State and local governments rely on fees, penalties, surcharges, costs and assessments (“fees”) imposed by the criminal legal system to generate revenue for its operation and other government services. Fees operate as a tax — disproportionately levied on low-income communities and communities of color — and they exist solely for the purpose of raising or recouping money to fund government. Regressive taxation in the form of fees is common throughout the United States. Both state and local governments impose fees on individuals to: access counsel when you are indigent, exercise your right to a jury, be released while awaiting trial, make phone calls from jail or prison, participate in alternatives to incarceration, make payments toward fines and fees and more.
The result of this toxic revenue stream has been increased enforcement, over-criminalization of low-income and communities of color, and egregious collection practices.
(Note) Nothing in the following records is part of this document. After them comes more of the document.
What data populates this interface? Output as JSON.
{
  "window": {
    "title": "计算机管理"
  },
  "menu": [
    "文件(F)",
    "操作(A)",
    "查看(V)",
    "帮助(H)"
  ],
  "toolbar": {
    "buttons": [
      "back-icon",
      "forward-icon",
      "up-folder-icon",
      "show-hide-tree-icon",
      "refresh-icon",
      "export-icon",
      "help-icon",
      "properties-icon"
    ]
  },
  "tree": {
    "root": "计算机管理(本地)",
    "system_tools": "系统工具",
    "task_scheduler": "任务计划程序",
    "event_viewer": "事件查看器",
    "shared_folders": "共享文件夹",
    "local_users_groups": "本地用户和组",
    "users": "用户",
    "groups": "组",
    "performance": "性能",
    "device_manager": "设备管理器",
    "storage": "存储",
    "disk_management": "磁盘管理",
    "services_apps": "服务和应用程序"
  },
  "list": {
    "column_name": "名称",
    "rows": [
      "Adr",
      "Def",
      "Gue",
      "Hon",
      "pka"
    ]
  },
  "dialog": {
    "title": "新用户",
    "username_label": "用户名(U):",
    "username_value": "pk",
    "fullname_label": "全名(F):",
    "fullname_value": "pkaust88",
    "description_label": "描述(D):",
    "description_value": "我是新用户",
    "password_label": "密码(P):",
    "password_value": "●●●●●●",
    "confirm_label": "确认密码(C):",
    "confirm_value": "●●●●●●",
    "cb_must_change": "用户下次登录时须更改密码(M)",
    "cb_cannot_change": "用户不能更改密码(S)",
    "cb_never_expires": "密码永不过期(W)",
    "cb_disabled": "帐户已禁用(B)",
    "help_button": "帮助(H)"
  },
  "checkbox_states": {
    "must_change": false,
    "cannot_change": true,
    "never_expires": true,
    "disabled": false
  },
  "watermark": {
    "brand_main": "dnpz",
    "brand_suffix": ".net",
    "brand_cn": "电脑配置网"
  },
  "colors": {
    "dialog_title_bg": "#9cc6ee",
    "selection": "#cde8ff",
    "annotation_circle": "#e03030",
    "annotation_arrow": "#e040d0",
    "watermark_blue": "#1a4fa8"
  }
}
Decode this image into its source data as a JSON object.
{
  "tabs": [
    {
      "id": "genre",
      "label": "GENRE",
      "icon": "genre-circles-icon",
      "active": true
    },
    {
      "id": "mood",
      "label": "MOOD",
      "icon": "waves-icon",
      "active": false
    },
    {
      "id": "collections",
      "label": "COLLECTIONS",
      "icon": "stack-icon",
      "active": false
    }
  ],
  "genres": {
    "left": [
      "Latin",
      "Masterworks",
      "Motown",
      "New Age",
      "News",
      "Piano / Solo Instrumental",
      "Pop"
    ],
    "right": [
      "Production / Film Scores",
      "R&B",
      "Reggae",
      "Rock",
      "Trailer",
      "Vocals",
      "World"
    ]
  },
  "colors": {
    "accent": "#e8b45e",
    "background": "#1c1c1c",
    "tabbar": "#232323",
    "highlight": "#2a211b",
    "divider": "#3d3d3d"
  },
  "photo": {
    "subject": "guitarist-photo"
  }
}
What’s more: many of these fees have shown to be either uncollectible or not worth the cost of collection. Still, governments rely on them as a source of revenue.
The only solution is to end the use of fees in the criminal legal system, provide relief for people saddled with debt, and fund governments equitably and reliably. This comprehensive resource provides government leaders and advocates with the information they need to drive reform in their jurisdictions and includes:
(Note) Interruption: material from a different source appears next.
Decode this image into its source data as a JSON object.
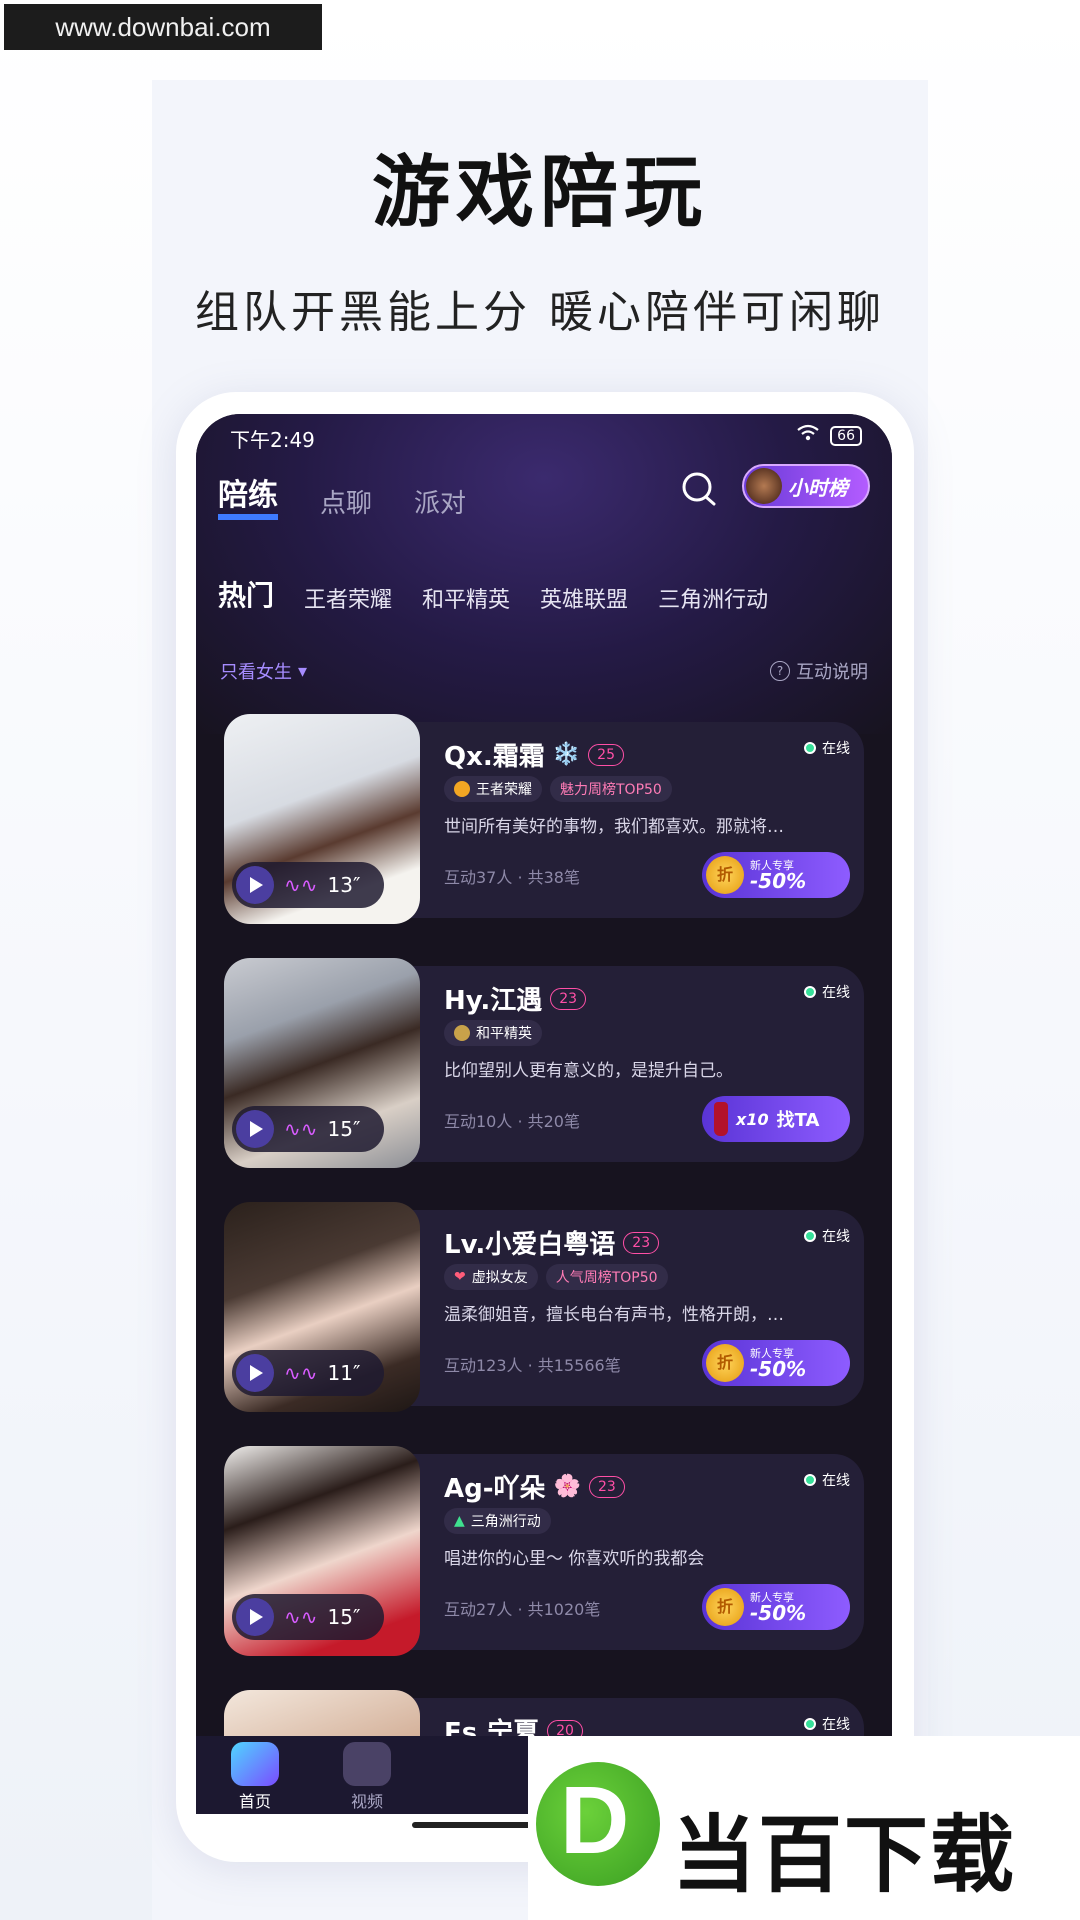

- The history and types of fees found in the justice system
- The impact of court fees and court debt on both individuals and governments
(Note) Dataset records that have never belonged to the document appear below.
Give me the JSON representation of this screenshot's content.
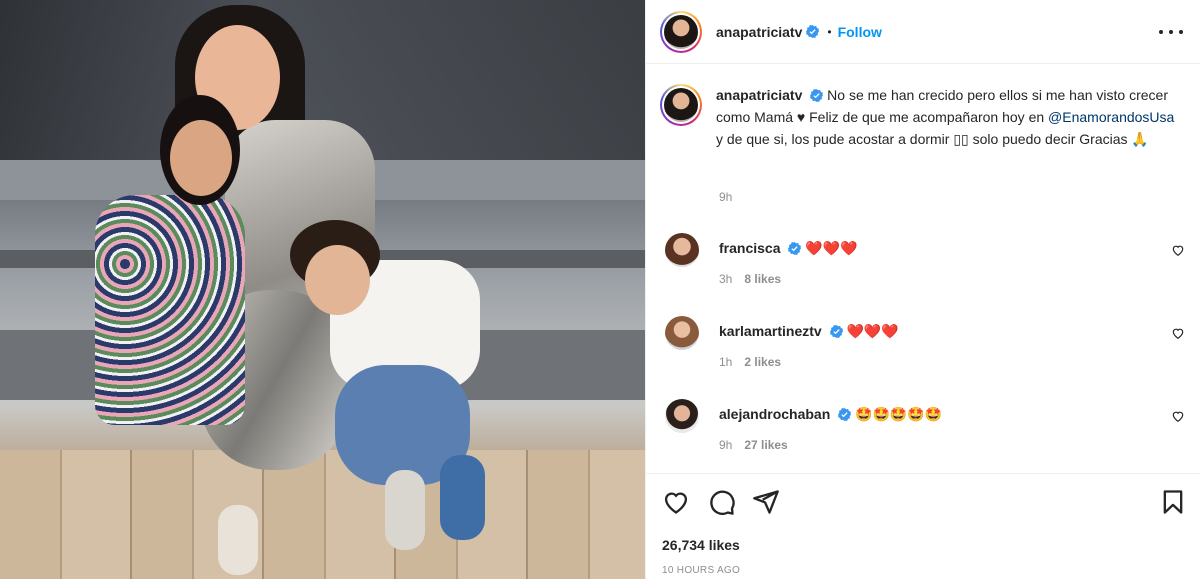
{
  "post": {
    "username": "anapatriciatv",
    "follow_label": "Follow",
    "separator": "•",
    "caption": {
      "username": "anapatriciatv",
      "text_1": "No se me han crecido pero ellos si me han visto crecer como Mamá ♥ Feliz de que me acompañaron hoy en",
      "mention": "@EnamorandosUsa",
      "text_2": "y de que si, los pude acostar a dormir ▯▯ solo puedo decir Gracias 🙏",
      "time": "9h"
    },
    "comments": [
      {
        "username": "francisca",
        "text": "❤️❤️❤️",
        "time": "3h",
        "likes": "8 likes"
      },
      {
        "username": "karlamartineztv",
        "text": "❤️❤️❤️",
        "time": "1h",
        "likes": "2 likes"
      },
      {
        "username": "alejandrochaban",
        "text": "🤩🤩🤩🤩🤩",
        "time": "9h",
        "likes": "27 likes"
      }
    ],
    "likes": "26,734 likes",
    "posted_ago": "10 HOURS AGO"
  },
  "icons": {
    "more": "more-options-icon",
    "verified": "verified-badge-icon",
    "like": "heart-icon",
    "comment": "comment-icon",
    "share": "share-icon",
    "save": "bookmark-icon"
  },
  "colors": {
    "accent": "#0095f6",
    "verified": "#3897f0",
    "text": "#262626",
    "muted": "#8e8e8e",
    "mention": "#00376b"
  }
}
- Recommendations for eliminating fees and discharging outstanding debt
- Detailed list of fee elimination reforms and examples of discharged debt at the state and local level
Read and download the complete policy guidance here.